Paradox Interactive have become the publishers-in-chief for in-depth strategy titles over the past few years, and this year’s E3 saw them showcasing three of their biggest coming attractions, all sequels to successful titles with hordes of fanatical fans.

The first such game we got to see this year was Crusader Kings 2. Now on the one hand, I have to say that for me this was the game of the show. After looking at all the other sights and sounds of the biggest videogame show on earth, it was Crusader Kings that my imagination kept creeping guiltily back to.

Now, that said, there are several things I need to add to quantify that statement. Firstly, I’m a bit of a history buff, and I’m not afraid of games that bombard you with numbers, statistics and mountains of real-world data. Secondly, I never played the first game in the series so this was my introduction to Crusader Kings, which I’d previously assumed to be a simplified Medieval: Total War clone.

What this game certainly ISN’T is a simplified Total War clone. Built on the success of the popular Europa Universalis series, Crusader Kings 2 is an RPG strategy game set in the Medieval era anywhere between 1066 and every hardcore gamer’s favourite year, 1337. As well as choosing the starting point players can choose from any of the Christian kings and lordlings of the time, with what seems like no restriction – in the demo we saw, the player selected a ten-year old boy as his character. With over 9,000 historically accurate characters to choose from and many kingdoms and regions, replayability is a serious draw here. Political situations are important – you may start play as a vassal to another lord. But most of this I imagine is not news to players of the first game. Essentially, Crusader Kings is heavy on the politics and relationships between rulers, with only a passing interest in the warfare that punctuated the era.
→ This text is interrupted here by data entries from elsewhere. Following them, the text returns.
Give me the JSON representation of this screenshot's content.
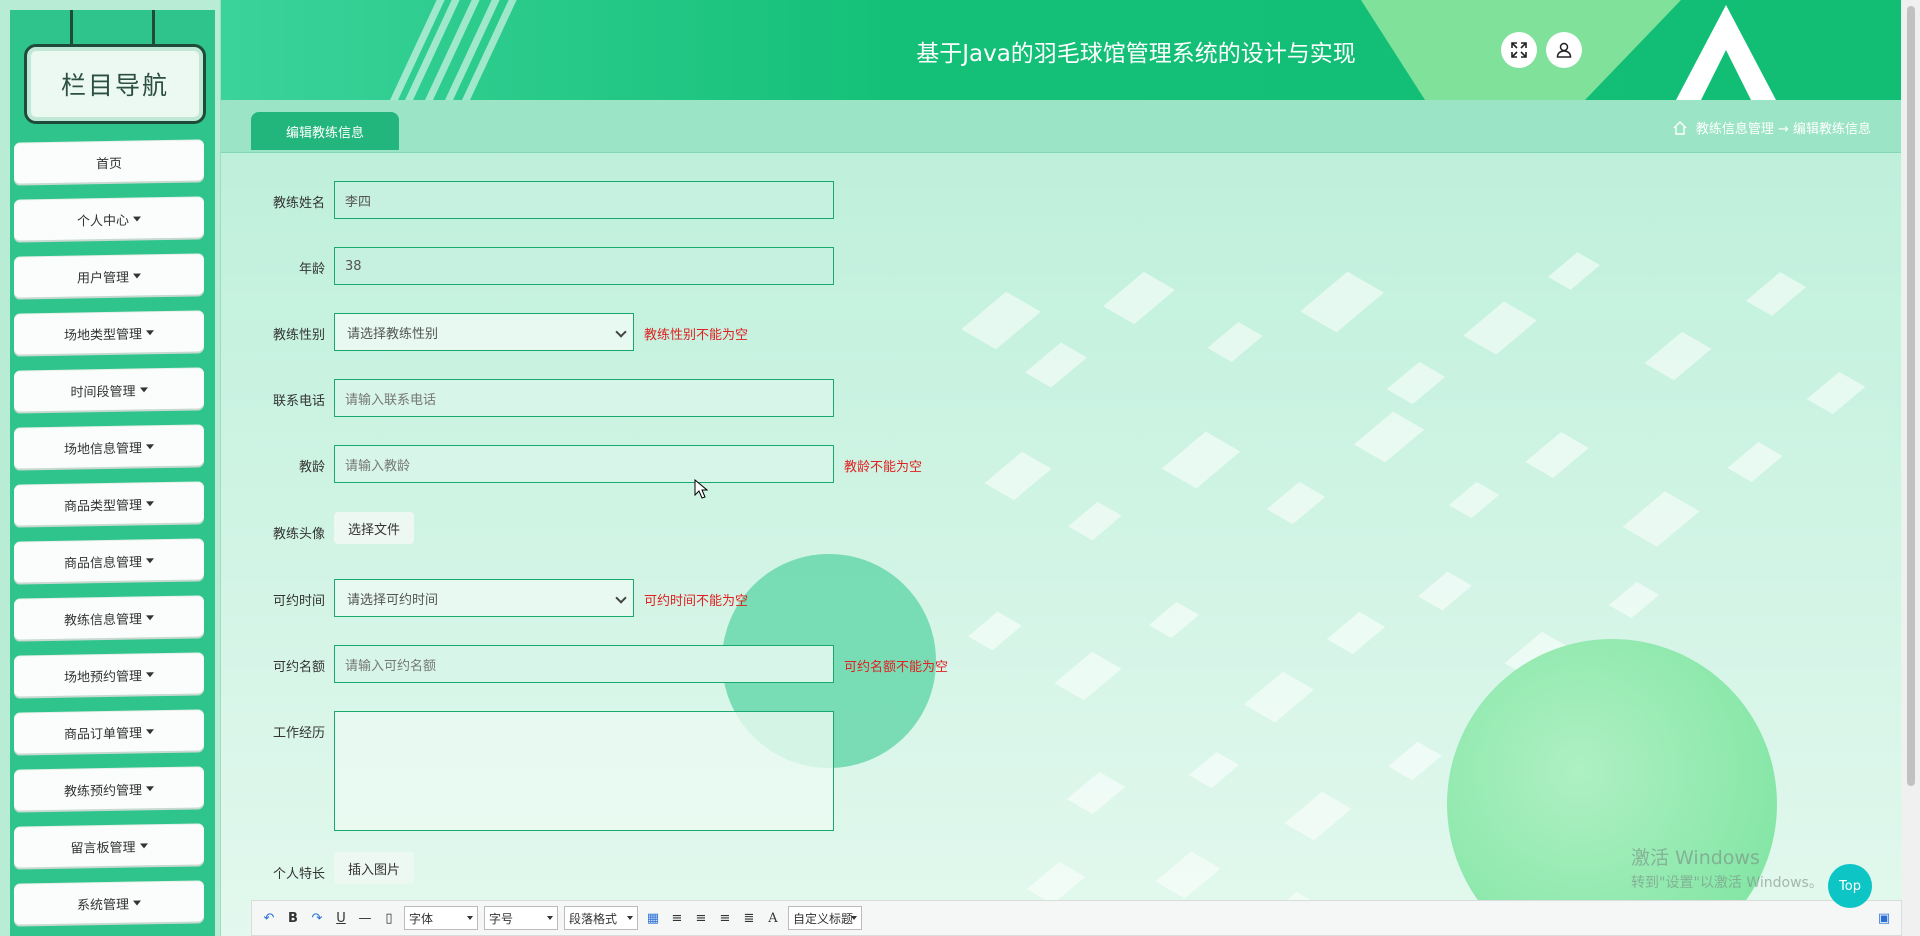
{
  "sidebar": {
    "title": "栏目导航",
    "items": [
      {
        "label": "首页",
        "caret": false
      },
      {
        "label": "个人中心",
        "caret": true
      },
      {
        "label": "用户管理",
        "caret": true
      },
      {
        "label": "场地类型管理",
        "caret": true
      },
      {
        "label": "时间段管理",
        "caret": true
      },
      {
        "label": "场地信息管理",
        "caret": true
      },
      {
        "label": "商品类型管理",
        "caret": true
      },
      {
        "label": "商品信息管理",
        "caret": true
      },
      {
        "label": "教练信息管理",
        "caret": true
      },
      {
        "label": "场地预约管理",
        "caret": true
      },
      {
        "label": "商品订单管理",
        "caret": true
      },
      {
        "label": "教练预约管理",
        "caret": true
      },
      {
        "label": "留言板管理",
        "caret": true
      },
      {
        "label": "系统管理",
        "caret": true
      }
    ]
  },
  "header": {
    "title": "基于Java的羽毛球馆管理系统的设计与实现",
    "fullscreen_icon": "fullscreen-icon",
    "user_icon": "user-icon"
  },
  "tabs": {
    "active": "编辑教练信息"
  },
  "breadcrumb": {
    "home_icon": "home-icon",
    "path": "教练信息管理 → 编辑教练信息"
  },
  "form": {
    "coach_name": {
      "label": "教练姓名",
      "value": "李四"
    },
    "age": {
      "label": "年龄",
      "value": "38"
    },
    "gender": {
      "label": "教练性别",
      "value": "请选择教练性别",
      "error": "教练性别不能为空"
    },
    "phone": {
      "label": "联系电话",
      "placeholder": "请输入联系电话"
    },
    "years": {
      "label": "教龄",
      "placeholder": "请输入教龄",
      "error": "教龄不能为空"
    },
    "avatar": {
      "label": "教练头像",
      "button": "选择文件"
    },
    "available_time": {
      "label": "可约时间",
      "value": "请选择可约时间",
      "error": "可约时间不能为空"
    },
    "quota": {
      "label": "可约名额",
      "placeholder": "请输入可约名额",
      "error": "可约名额不能为空"
    },
    "experience": {
      "label": "工作经历"
    },
    "specialty": {
      "label": "个人特长",
      "button": "插入图片"
    }
  },
  "editor_toolbar": {
    "font": "字体",
    "size": "字号",
    "paragraph": "段落格式",
    "custom_title": "自定义标题",
    "bold": "B",
    "underline": "U",
    "font_color": "A"
  },
  "watermark": {
    "line1": "激活 Windows",
    "line2": "转到\"设置\"以激活 Windows。"
  },
  "top_button": "Top",
  "colors": {
    "primary": "#12be74",
    "sidebar": "#2fc48b",
    "error": "#e02020",
    "top_button": "#0ec5c5"
  }
}
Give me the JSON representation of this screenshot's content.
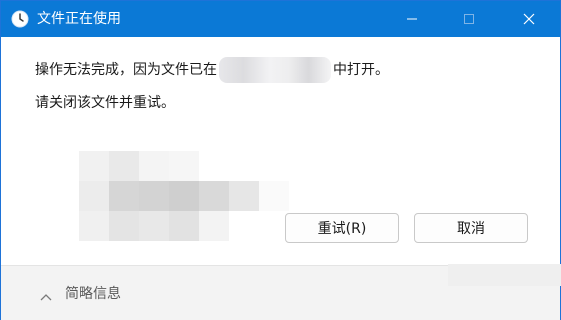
{
  "window": {
    "title": "文件正在使用",
    "app_icon": "clock-icon",
    "controls": {
      "minimize": "minimize-icon",
      "maximize": "maximize-icon",
      "close": "close-icon"
    }
  },
  "message": {
    "line1_prefix": "操作无法完成，因为文件已在",
    "line1_suffix": "中打开。",
    "line2": "请关闭该文件并重试。"
  },
  "buttons": {
    "retry": "重试(R)",
    "cancel": "取消"
  },
  "footer": {
    "details_label": "简略信息",
    "toggle_icon": "chevron-up-icon"
  },
  "colors": {
    "titlebar": "#0b79d6",
    "title_text": "#ffffff",
    "footer_bg": "#f3f3f3"
  }
}
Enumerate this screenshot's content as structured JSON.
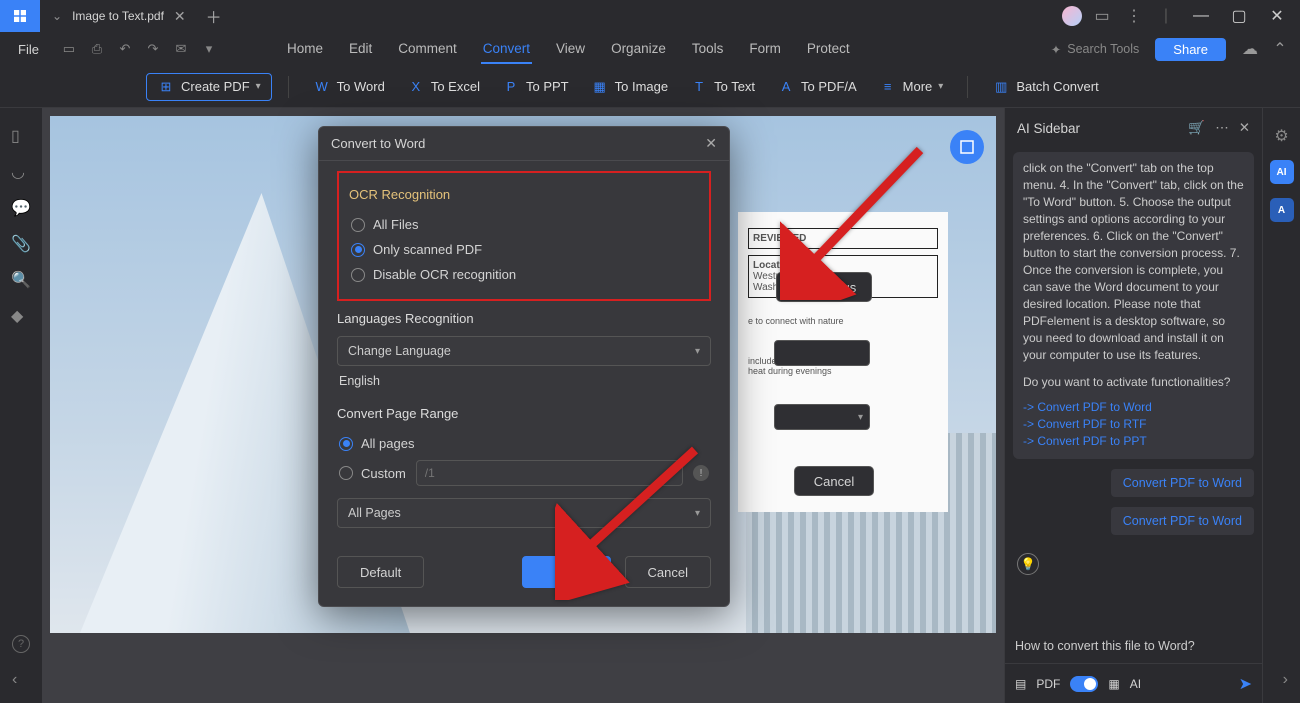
{
  "titlebar": {
    "tab_title": "Image to Text.pdf"
  },
  "menu": {
    "file": "File",
    "tabs": [
      "Home",
      "Edit",
      "Comment",
      "Convert",
      "View",
      "Organize",
      "Tools",
      "Form",
      "Protect"
    ],
    "active": "Convert",
    "search_placeholder": "Search Tools",
    "share": "Share"
  },
  "ribbon": {
    "create": "Create PDF",
    "toword": "To Word",
    "toexcel": "To Excel",
    "toppt": "To PPT",
    "toimage": "To Image",
    "totext": "To Text",
    "topdfa": "To PDF/A",
    "more": "More",
    "batch": "Batch Convert"
  },
  "behind": {
    "settings": "Settings",
    "cancel": "Cancel"
  },
  "dialog": {
    "title": "Convert to Word",
    "ocr_title": "OCR Recognition",
    "ocr_all": "All Files",
    "ocr_scanned": "Only scanned PDF",
    "ocr_disable": "Disable OCR recognition",
    "lang_title": "Languages Recognition",
    "lang_select": "Change Language",
    "lang_value": "English",
    "range_title": "Convert Page Range",
    "range_all": "All pages",
    "range_custom": "Custom",
    "range_input": "/1",
    "range_select": "All Pages",
    "default": "Default",
    "ok": "OK",
    "cancel": "Cancel"
  },
  "ai": {
    "title": "AI Sidebar",
    "text": "click on the \"Convert\" tab on the top menu. 4. In the \"Convert\" tab, click on the \"To Word\" button. 5. Choose the output settings and options according to your preferences. 6. Click on the \"Convert\" button to start the conversion process. 7. Once the conversion is complete, you can save the Word document to your desired location. Please note that PDFelement is a desktop software, so you need to download and install it on your computer to use its features.",
    "question": "Do you want to activate functionalities?",
    "link1": "-> Convert PDF to Word",
    "link2": "-> Convert PDF to RTF",
    "link3": "-> Convert PDF to PPT",
    "action": "Convert PDF to Word",
    "prompt": "How to convert this file to Word?",
    "mode_pdf": "PDF",
    "mode_ai": "AI"
  },
  "doc": {
    "reviewed": "REVIEWED",
    "loc_title": "Location",
    "loc1": "Westport,",
    "loc2": "Washington, USA",
    "line1": "e to connect with nature",
    "line2": "includes glazed areas",
    "line3": "heat during evenings"
  }
}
It is the focus on intrigue that has been enhanced for the sequel. Character relationships, intrigue, ambitions and polts are much deeper and more immersive in this game, and a great deal of care has been taken to create characters who feel real and have their own agendas. Multiple points of conflict can exist between each character, and in the example we saw, our pint-sized Duke had to deal with his dad, who not only didn’t have a noble title but was a pagan while his son was a Christian. So we’ve got our old man in serious danger of becoming our most dangerous foe. Of course, his opinion towards our hero is boosted by the fact that they are blood relatives, but the bonus to his relationship is small. Blood is thicker than water, perhaps, but power trumps everything.

All of this rich political drama is delivered as you’d expect, through a tsunami of figures and statistics. From examining a whole load of numbers and stuff you can tell that your father is plotting to rebel, your spymaster is past his prime and your general is pious but hates your daughter.

But if ‘numbers and stuff’ really aren’t your thing, I guess you’re unlikely to really get a lot out of Crusader Kings 2. There’s no 3D rendered battle sequence where you can hear the twang of every bowstring. That said, the interface has been tightened up and beautified significantly over the first game. The map has a number of overlays that can be coloured by religion, dynasties, and so on. The family tree viewer has been overhauled. Everything just generally looks a lot prettier. Characters give certain facial characteristics to their offspring, so if daddy had a huge nose and mummy had a double chin, you may well end up looking like a big fat Mr. Punch.

Crusader Kings 2 comes out in January 2012, and full system requirements have already been published. We here at Game Debate are excited for this one.

Control The Clergy